Topic: Dependency theory
Dependency theory is a theory of how developing and developed nations interact. It can be seen as an opposition theory to the popular free market theory of interaction. Dependency theory was first formulated in the 1950s, drawing on a Marxian analysis of the global economy, and as a direct challenge to the free market economic policies of the post-War era.

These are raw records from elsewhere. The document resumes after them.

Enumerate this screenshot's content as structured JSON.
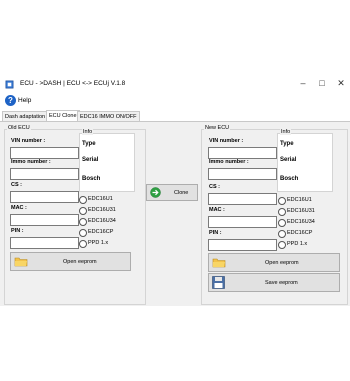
{
  "window": {
    "title": "ECU - >DASH | ECU <-> ECUj    V.1.8",
    "icon": "app-icon",
    "controls": [
      "minimize-icon",
      "maximize-icon",
      "close-icon"
    ]
  },
  "menu": {
    "help_label": "Help",
    "help_icon": "help-icon"
  },
  "tabs": [
    {
      "label": "Dash adaptation",
      "active": false
    },
    {
      "label": "ECU Clone",
      "active": true
    },
    {
      "label": "EDC16 IMMO ON/OFF",
      "active": false
    }
  ],
  "old_ecu": {
    "legend": "Old ECU",
    "vin_label": "VIN number :",
    "immo_label": "Immo number :",
    "cs_label": "CS :",
    "mac_label": "MAC :",
    "pin_label": "PIN :",
    "vin_value": "",
    "immo_value": "",
    "cs_value": "",
    "mac_value": "",
    "pin_value": "",
    "info": {
      "legend": "Info",
      "type": "Type",
      "serial": "Serial",
      "brand": "Bosch"
    },
    "radios": [
      "EDC16U1",
      "EDC16U31",
      "EDC16U34",
      "EDC16CP",
      "PPD 1.x"
    ],
    "open_button": "Open eeprom",
    "open_icon": "folder-icon"
  },
  "clone": {
    "label": "Clone",
    "icon": "arrow-right-icon",
    "accent": "#2ea043"
  },
  "new_ecu": {
    "legend": "New ECU",
    "vin_label": "VIN number :",
    "immo_label": "Immo number :",
    "cs_label": "CS :",
    "mac_label": "MAC :",
    "pin_label": "PIN :",
    "vin_value": "",
    "immo_value": "",
    "cs_value": "",
    "mac_value": "",
    "pin_value": "",
    "info": {
      "legend": "Info",
      "type": "Type",
      "serial": "Serial",
      "brand": "Bosch"
    },
    "radios": [
      "EDC16U1",
      "EDC16U31",
      "EDC16U34",
      "EDC16CP",
      "PPD 1.x"
    ],
    "open_button": "Open eeprom",
    "open_icon": "folder-icon",
    "save_button": "Save eeprom",
    "save_icon": "floppy-disk-icon"
  }
}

Modernization Theory according to Mouton (2001;27) refers to the transformation which takes place when a traditional or pre-modern society changes to such an extent that new forms of technological organizational or social characteristics of advanced society appears. It encompassing many different disciplines as it seeks to explain how society progresses, what variables affect that progress, and how societies can react to that progress. The theory of modernization normally consists of three parts: (1) identification of types of societies, and explanation of how those designated as modernized or relatively modernized differ from others; (2) specification of how societies become modernized, comparing factors that are more or less conducive to transformation; and (3) generalizations about how the parts of a modernized society fit together, involving comparisons of stages of modernization and types of modernized societies with clarity about prospects for further modernization. Mouton (2001;28) elaborates that the theory’s assumption modernization is a liner progress he further postulates that the theory was an attempt to provide the theoretical framework to describe the road that newly decolonized countries of the 1960s in Africa, Asia and Latin America lead to take in order to reach their development destination. Modernization theory encompasses the world of globalization, where cultural mores and ideas are easily spread throughout the world, leading to a sort of universal culture that serves as a baseline for all cultures Dependency theory propounded by Frank Grunder, Griffiths (2005;168) states that it is the body of social science theories which suggests that the wealthy nations of the world need a peripheral group of poorer states in order to remain wealthy. Dependency theory states that the poverty of the countries in the periphery is not because they are not integrated into the world system, but because of how they are integrated into the world system. According to Griffiths (2005;169) it challenged the dominance of the modernization strategies in the mid 20th century as the integration of the peripheral countries into the world system led to neo-colonialism not liberalization, underdevelopment not development due to continued dependency and unequal exchange. Whilst the modernization theory implies that development occurs when separate modern sector is established with a particular society and gradually integrates the traditional sector itself the dependency theory is against this initiative as it leads to exploitation and dependency. World systems Theory propounded by Immanuel Wallerstein according to Mouton (2001;13) is strategy for explaining institutional change that focuses on whole intersoceital systems rather than single societies. Wallerstein proposed that the nations states exists in a within a broad political, economic and legal framework which he calls the “world system”. The World Systems theory is driven primarily by capitalist accumulation and geopolitics in which the business institutions fought for power and wealth. The world system proposes international division of labor, which divides the world into core countries, semi-periphery countries and the periphery countries. According to Robertson and Scholte (2007;1306) World Systems theory can be understood as stratification system composed of dominant core societies and dependent peripheral and semi- peripheral regions. The semi- periphery is composed of large and powerful states in the third world for example Mexico,...